WHAT YOU HAVE TO DO: Each record should be copied exactly into the answer, and no picture should go with it.

────────────────

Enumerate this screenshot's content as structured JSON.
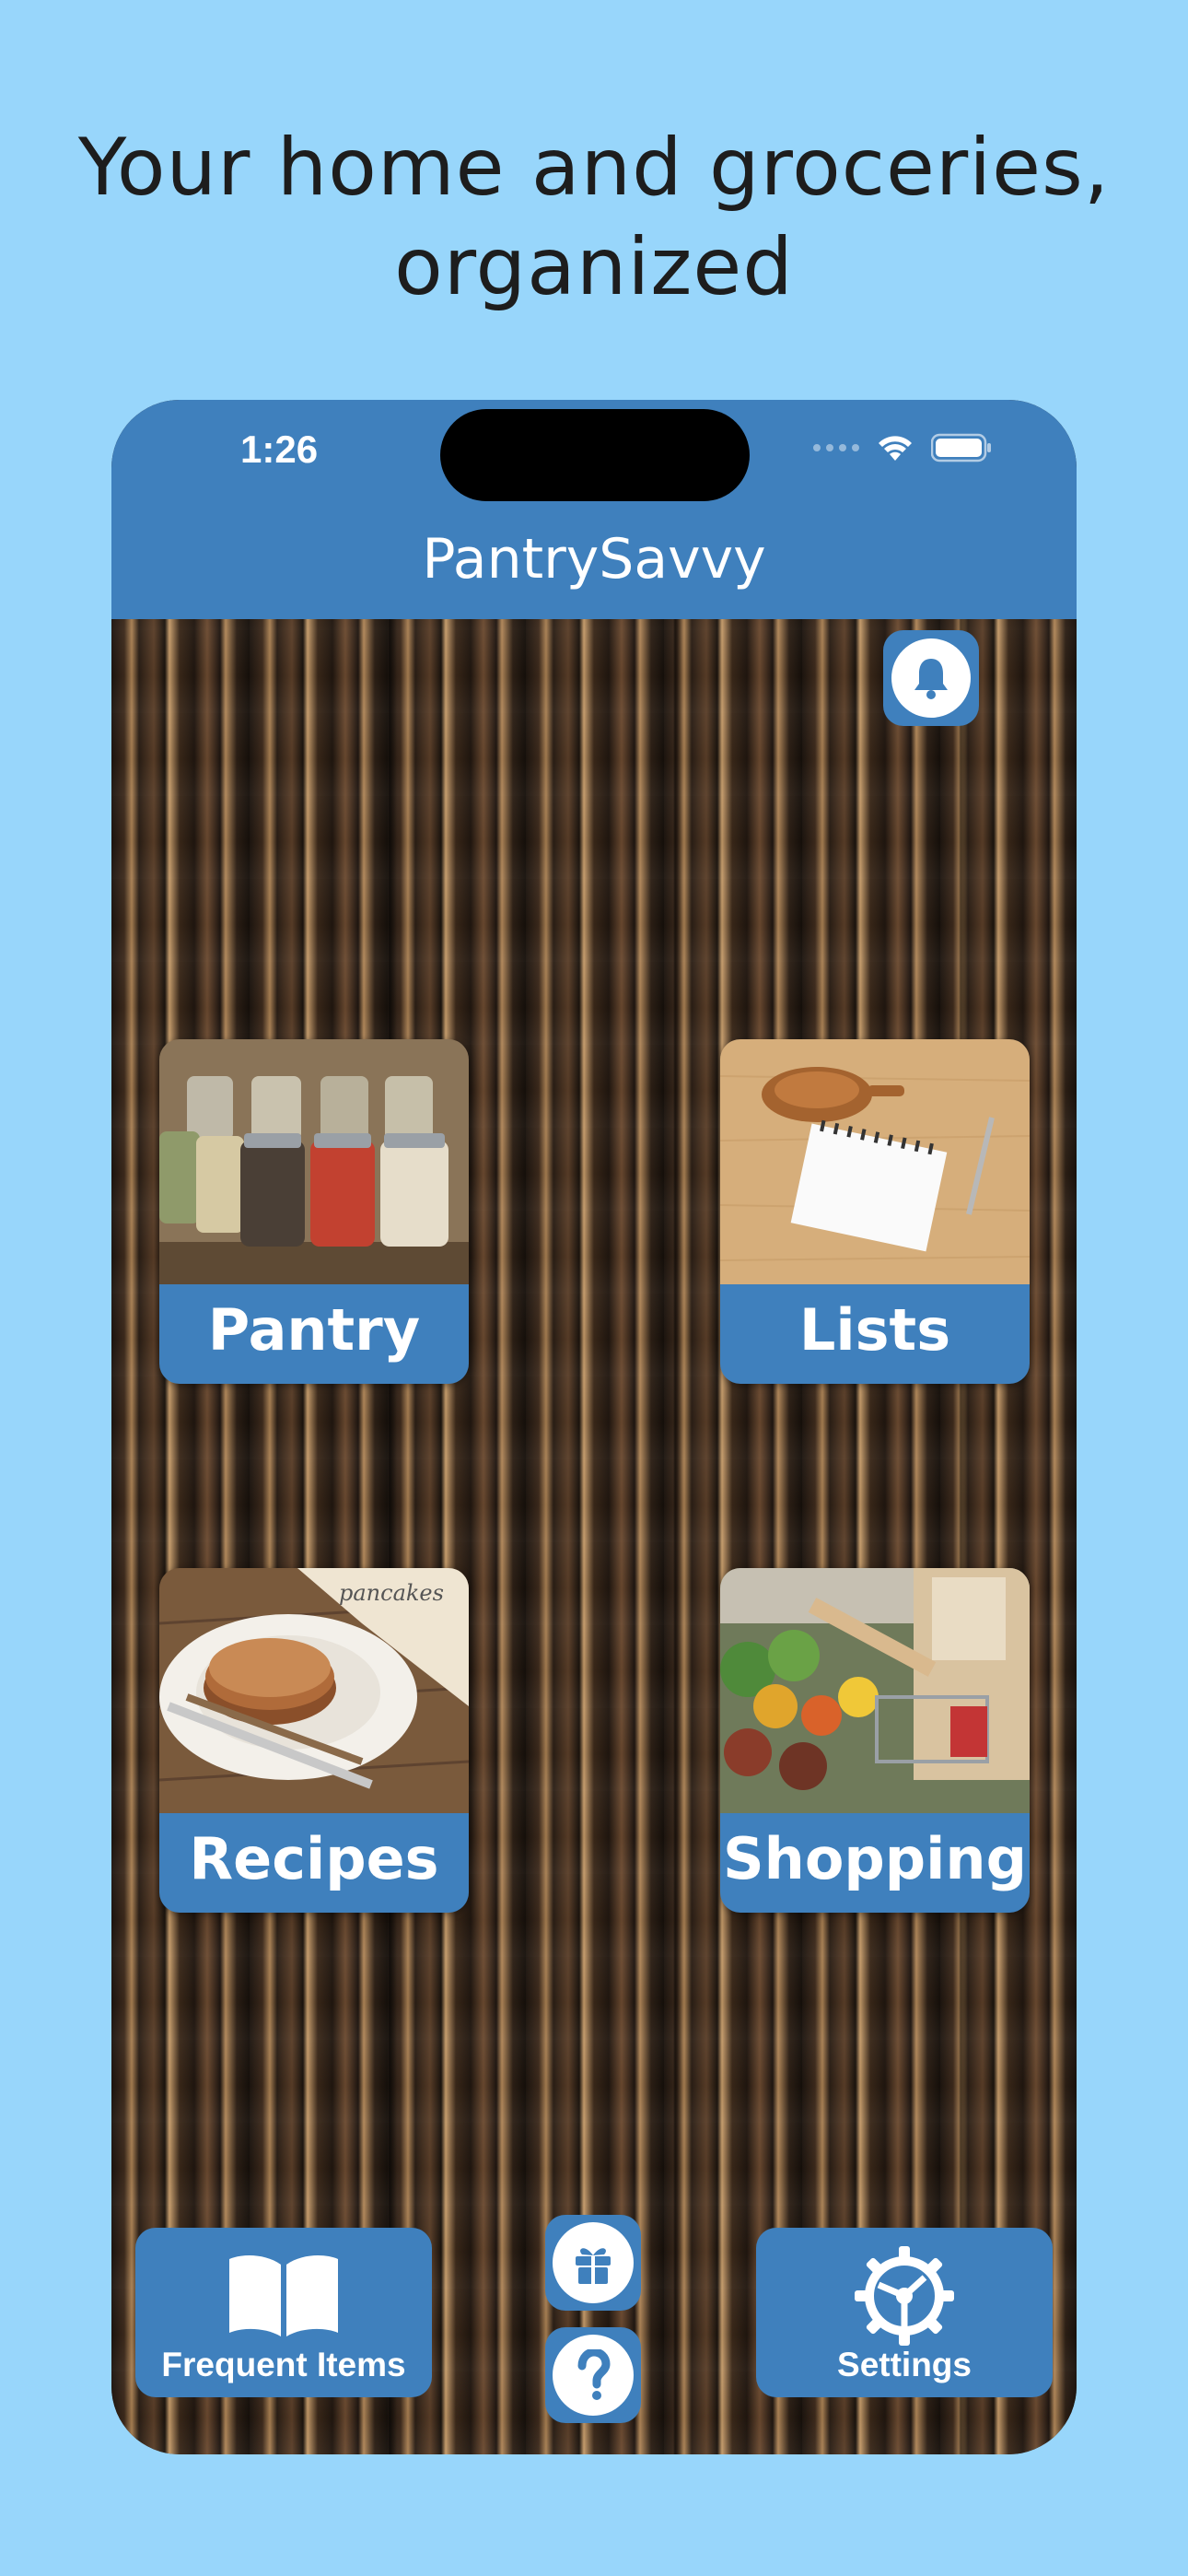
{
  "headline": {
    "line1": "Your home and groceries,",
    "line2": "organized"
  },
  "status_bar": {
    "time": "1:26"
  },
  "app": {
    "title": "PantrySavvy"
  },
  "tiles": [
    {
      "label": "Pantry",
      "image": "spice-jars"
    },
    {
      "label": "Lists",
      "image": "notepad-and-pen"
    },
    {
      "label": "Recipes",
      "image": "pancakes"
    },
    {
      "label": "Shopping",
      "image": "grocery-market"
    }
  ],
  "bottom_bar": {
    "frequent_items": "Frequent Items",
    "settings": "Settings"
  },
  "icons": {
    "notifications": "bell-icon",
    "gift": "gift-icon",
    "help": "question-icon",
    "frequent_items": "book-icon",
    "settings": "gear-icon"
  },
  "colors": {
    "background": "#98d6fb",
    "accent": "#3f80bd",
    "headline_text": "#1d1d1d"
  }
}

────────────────

RESPONSE BELOW:
Enumerate this screenshot's content as structured JSON.
{
  "headline": {
    "line1": "Your home and groceries,",
    "line2": "organized"
  },
  "status_bar": {
    "time": "1:26"
  },
  "app": {
    "title": "PantrySavvy"
  },
  "tiles": [
    {
      "label": "Pantry",
      "image": "spice-jars"
    },
    {
      "label": "Lists",
      "image": "notepad-and-pen"
    },
    {
      "label": "Recipes",
      "image": "pancakes"
    },
    {
      "label": "Shopping",
      "image": "grocery-market"
    }
  ],
  "bottom_bar": {
    "frequent_items": "Frequent Items",
    "settings": "Settings"
  },
  "icons": {
    "notifications": "bell-icon",
    "gift": "gift-icon",
    "help": "question-icon",
    "frequent_items": "book-icon",
    "settings": "gear-icon"
  },
  "colors": {
    "background": "#98d6fb",
    "accent": "#3f80bd",
    "headline_text": "#1d1d1d"
  }
}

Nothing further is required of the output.